> Work instructions
Repeat the entries shown below with every word and mark intact.
(Input data begins)
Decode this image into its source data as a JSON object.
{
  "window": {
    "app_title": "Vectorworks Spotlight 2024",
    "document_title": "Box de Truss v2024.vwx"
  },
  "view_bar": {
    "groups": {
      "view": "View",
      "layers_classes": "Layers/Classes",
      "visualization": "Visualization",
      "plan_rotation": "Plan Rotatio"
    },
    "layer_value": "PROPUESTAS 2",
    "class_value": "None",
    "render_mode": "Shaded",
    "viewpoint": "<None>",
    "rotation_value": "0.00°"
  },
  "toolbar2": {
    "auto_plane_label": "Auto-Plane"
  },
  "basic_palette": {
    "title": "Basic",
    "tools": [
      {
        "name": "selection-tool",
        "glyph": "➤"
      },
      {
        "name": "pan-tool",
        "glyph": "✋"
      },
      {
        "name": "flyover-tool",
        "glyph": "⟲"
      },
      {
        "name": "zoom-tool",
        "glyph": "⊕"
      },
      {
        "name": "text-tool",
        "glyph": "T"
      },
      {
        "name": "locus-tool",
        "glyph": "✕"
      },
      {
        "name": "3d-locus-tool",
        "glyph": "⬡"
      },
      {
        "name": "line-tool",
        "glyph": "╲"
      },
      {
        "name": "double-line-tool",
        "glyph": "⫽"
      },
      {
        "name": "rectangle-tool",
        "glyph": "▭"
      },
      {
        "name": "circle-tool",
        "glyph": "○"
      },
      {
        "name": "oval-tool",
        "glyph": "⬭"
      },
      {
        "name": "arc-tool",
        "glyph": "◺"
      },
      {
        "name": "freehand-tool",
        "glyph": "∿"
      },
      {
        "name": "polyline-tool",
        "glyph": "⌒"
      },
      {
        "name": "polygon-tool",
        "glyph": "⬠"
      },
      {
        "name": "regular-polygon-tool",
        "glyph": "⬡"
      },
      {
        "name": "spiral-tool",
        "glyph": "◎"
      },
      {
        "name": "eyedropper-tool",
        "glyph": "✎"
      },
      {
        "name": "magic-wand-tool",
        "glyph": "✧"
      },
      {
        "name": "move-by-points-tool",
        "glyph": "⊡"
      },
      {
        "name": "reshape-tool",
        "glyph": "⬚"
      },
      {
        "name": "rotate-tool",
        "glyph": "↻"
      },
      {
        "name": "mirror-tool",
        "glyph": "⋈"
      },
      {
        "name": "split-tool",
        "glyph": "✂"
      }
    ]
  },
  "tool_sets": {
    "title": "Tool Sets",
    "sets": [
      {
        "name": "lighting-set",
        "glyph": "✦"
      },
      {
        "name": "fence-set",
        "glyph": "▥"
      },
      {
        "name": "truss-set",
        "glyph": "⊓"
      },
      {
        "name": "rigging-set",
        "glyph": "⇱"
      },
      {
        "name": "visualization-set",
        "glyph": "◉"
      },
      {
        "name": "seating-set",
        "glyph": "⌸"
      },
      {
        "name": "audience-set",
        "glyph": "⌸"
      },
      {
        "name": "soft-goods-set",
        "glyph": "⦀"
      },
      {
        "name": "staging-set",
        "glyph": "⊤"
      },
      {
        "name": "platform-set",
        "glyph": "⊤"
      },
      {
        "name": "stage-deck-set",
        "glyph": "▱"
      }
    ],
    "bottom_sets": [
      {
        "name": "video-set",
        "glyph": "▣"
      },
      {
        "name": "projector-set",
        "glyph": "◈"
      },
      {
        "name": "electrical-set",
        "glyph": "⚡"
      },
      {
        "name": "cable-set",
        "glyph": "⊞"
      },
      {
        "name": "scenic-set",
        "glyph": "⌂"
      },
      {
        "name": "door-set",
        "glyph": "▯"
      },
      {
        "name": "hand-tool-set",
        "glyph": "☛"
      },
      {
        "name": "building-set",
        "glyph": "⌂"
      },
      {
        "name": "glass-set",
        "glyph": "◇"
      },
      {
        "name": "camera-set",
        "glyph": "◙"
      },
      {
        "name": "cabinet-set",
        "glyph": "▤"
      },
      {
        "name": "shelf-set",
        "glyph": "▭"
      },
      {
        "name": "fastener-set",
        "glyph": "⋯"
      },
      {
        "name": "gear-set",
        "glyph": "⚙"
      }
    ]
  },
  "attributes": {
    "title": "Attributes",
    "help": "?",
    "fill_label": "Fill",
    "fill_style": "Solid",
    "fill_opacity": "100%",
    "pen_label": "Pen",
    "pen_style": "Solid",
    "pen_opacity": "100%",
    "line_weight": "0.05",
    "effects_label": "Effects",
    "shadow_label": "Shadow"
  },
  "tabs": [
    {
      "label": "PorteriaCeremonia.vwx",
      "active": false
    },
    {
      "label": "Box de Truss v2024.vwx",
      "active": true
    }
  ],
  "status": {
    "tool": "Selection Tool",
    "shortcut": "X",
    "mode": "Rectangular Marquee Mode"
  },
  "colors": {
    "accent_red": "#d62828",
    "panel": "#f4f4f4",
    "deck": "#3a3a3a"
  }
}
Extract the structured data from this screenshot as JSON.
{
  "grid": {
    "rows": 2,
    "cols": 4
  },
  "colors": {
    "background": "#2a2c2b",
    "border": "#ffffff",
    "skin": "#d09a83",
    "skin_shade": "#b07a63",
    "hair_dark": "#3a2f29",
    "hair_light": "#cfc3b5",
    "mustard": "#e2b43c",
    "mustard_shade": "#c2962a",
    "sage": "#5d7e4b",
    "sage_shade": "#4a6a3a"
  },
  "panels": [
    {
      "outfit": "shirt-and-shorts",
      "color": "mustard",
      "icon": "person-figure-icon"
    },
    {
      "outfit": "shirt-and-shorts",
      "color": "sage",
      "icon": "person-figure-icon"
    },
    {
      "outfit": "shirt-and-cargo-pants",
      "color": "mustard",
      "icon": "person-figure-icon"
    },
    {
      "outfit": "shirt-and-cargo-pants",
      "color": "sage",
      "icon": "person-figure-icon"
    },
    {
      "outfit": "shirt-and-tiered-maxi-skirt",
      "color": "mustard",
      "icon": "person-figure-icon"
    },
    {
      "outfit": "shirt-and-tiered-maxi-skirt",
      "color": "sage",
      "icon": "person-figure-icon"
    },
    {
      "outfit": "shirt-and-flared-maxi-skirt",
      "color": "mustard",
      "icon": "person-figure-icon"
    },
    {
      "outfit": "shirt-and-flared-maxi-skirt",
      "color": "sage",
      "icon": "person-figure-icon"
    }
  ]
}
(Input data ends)
> Solution to the problem
Decode this image into its source data as a JSON object.
{
  "window": {
    "app_title": "Vectorworks Spotlight 2024",
    "document_title": "Box de Truss v2024.vwx"
  },
  "view_bar": {
    "groups": {
      "view": "View",
      "layers_classes": "Layers/Classes",
      "visualization": "Visualization",
      "plan_rotation": "Plan Rotatio"
    },
    "layer_value": "PROPUESTAS 2",
    "class_value": "None",
    "render_mode": "Shaded",
    "viewpoint": "<None>",
    "rotation_value": "0.00°"
  },
  "toolbar2": {
    "auto_plane_label": "Auto-Plane"
  },
  "basic_palette": {
    "title": "Basic",
    "tools": [
      {
        "name": "selection-tool",
        "glyph": "➤"
      },
      {
        "name": "pan-tool",
        "glyph": "✋"
      },
      {
        "name": "flyover-tool",
        "glyph": "⟲"
      },
      {
        "name": "zoom-tool",
        "glyph": "⊕"
      },
      {
        "name": "text-tool",
        "glyph": "T"
      },
      {
        "name": "locus-tool",
        "glyph": "✕"
      },
      {
        "name": "3d-locus-tool",
        "glyph": "⬡"
      },
      {
        "name": "line-tool",
        "glyph": "╲"
      },
      {
        "name": "double-line-tool",
        "glyph": "⫽"
      },
      {
        "name": "rectangle-tool",
        "glyph": "▭"
      },
      {
        "name": "circle-tool",
        "glyph": "○"
      },
      {
        "name": "oval-tool",
        "glyph": "⬭"
      },
      {
        "name": "arc-tool",
        "glyph": "◺"
      },
      {
        "name": "freehand-tool",
        "glyph": "∿"
      },
      {
        "name": "polyline-tool",
        "glyph": "⌒"
      },
      {
        "name": "polygon-tool",
        "glyph": "⬠"
      },
      {
        "name": "regular-polygon-tool",
        "glyph": "⬡"
      },
      {
        "name": "spiral-tool",
        "glyph": "◎"
      },
      {
        "name": "eyedropper-tool",
        "glyph": "✎"
      },
      {
        "name": "magic-wand-tool",
        "glyph": "✧"
      },
      {
        "name": "move-by-points-tool",
        "glyph": "⊡"
      },
      {
        "name": "reshape-tool",
        "glyph": "⬚"
      },
      {
        "name": "rotate-tool",
        "glyph": "↻"
      },
      {
        "name": "mirror-tool",
        "glyph": "⋈"
      },
      {
        "name": "split-tool",
        "glyph": "✂"
      }
    ]
  },
  "tool_sets": {
    "title": "Tool Sets",
    "sets": [
      {
        "name": "lighting-set",
        "glyph": "✦"
      },
      {
        "name": "fence-set",
        "glyph": "▥"
      },
      {
        "name": "truss-set",
        "glyph": "⊓"
      },
      {
        "name": "rigging-set",
        "glyph": "⇱"
      },
      {
        "name": "visualization-set",
        "glyph": "◉"
      },
      {
        "name": "seating-set",
        "glyph": "⌸"
      },
      {
        "name": "audience-set",
        "glyph": "⌸"
      },
      {
        "name": "soft-goods-set",
        "glyph": "⦀"
      },
      {
        "name": "staging-set",
        "glyph": "⊤"
      },
      {
        "name": "platform-set",
        "glyph": "⊤"
      },
      {
        "name": "stage-deck-set",
        "glyph": "▱"
      }
    ],
    "bottom_sets": [
      {
        "name": "video-set",
        "glyph": "▣"
      },
      {
        "name": "projector-set",
        "glyph": "◈"
      },
      {
        "name": "electrical-set",
        "glyph": "⚡"
      },
      {
        "name": "cable-set",
        "glyph": "⊞"
      },
      {
        "name": "scenic-set",
        "glyph": "⌂"
      },
      {
        "name": "door-set",
        "glyph": "▯"
      },
      {
        "name": "hand-tool-set",
        "glyph": "☛"
      },
      {
        "name": "building-set",
        "glyph": "⌂"
      },
      {
        "name": "glass-set",
        "glyph": "◇"
      },
      {
        "name": "camera-set",
        "glyph": "◙"
      },
      {
        "name": "cabinet-set",
        "glyph": "▤"
      },
      {
        "name": "shelf-set",
        "glyph": "▭"
      },
      {
        "name": "fastener-set",
        "glyph": "⋯"
      },
      {
        "name": "gear-set",
        "glyph": "⚙"
      }
    ]
  },
  "attributes": {
    "title": "Attributes",
    "help": "?",
    "fill_label": "Fill",
    "fill_style": "Solid",
    "fill_opacity": "100%",
    "pen_label": "Pen",
    "pen_style": "Solid",
    "pen_opacity": "100%",
    "line_weight": "0.05",
    "effects_label": "Effects",
    "shadow_label": "Shadow"
  },
  "tabs": [
    {
      "label": "PorteriaCeremonia.vwx",
      "active": false
    },
    {
      "label": "Box de Truss v2024.vwx",
      "active": true
    }
  ],
  "status": {
    "tool": "Selection Tool",
    "shortcut": "X",
    "mode": "Rectangular Marquee Mode"
  },
  "colors": {
    "accent_red": "#d62828",
    "panel": "#f4f4f4",
    "deck": "#3a3a3a"
  }
}
Extract the structured data from this screenshot as JSON.
{
  "grid": {
    "rows": 2,
    "cols": 4
  },
  "colors": {
    "background": "#2a2c2b",
    "border": "#ffffff",
    "skin": "#d09a83",
    "skin_shade": "#b07a63",
    "hair_dark": "#3a2f29",
    "hair_light": "#cfc3b5",
    "mustard": "#e2b43c",
    "mustard_shade": "#c2962a",
    "sage": "#5d7e4b",
    "sage_shade": "#4a6a3a"
  },
  "panels": [
    {
      "outfit": "shirt-and-shorts",
      "color": "mustard",
      "icon": "person-figure-icon"
    },
    {
      "outfit": "shirt-and-shorts",
      "color": "sage",
      "icon": "person-figure-icon"
    },
    {
      "outfit": "shirt-and-cargo-pants",
      "color": "mustard",
      "icon": "person-figure-icon"
    },
    {
      "outfit": "shirt-and-cargo-pants",
      "color": "sage",
      "icon": "person-figure-icon"
    },
    {
      "outfit": "shirt-and-tiered-maxi-skirt",
      "color": "mustard",
      "icon": "person-figure-icon"
    },
    {
      "outfit": "shirt-and-tiered-maxi-skirt",
      "color": "sage",
      "icon": "person-figure-icon"
    },
    {
      "outfit": "shirt-and-flared-maxi-skirt",
      "color": "mustard",
      "icon": "person-figure-icon"
    },
    {
      "outfit": "shirt-and-flared-maxi-skirt",
      "color": "sage",
      "icon": "person-figure-icon"
    }
  ]
}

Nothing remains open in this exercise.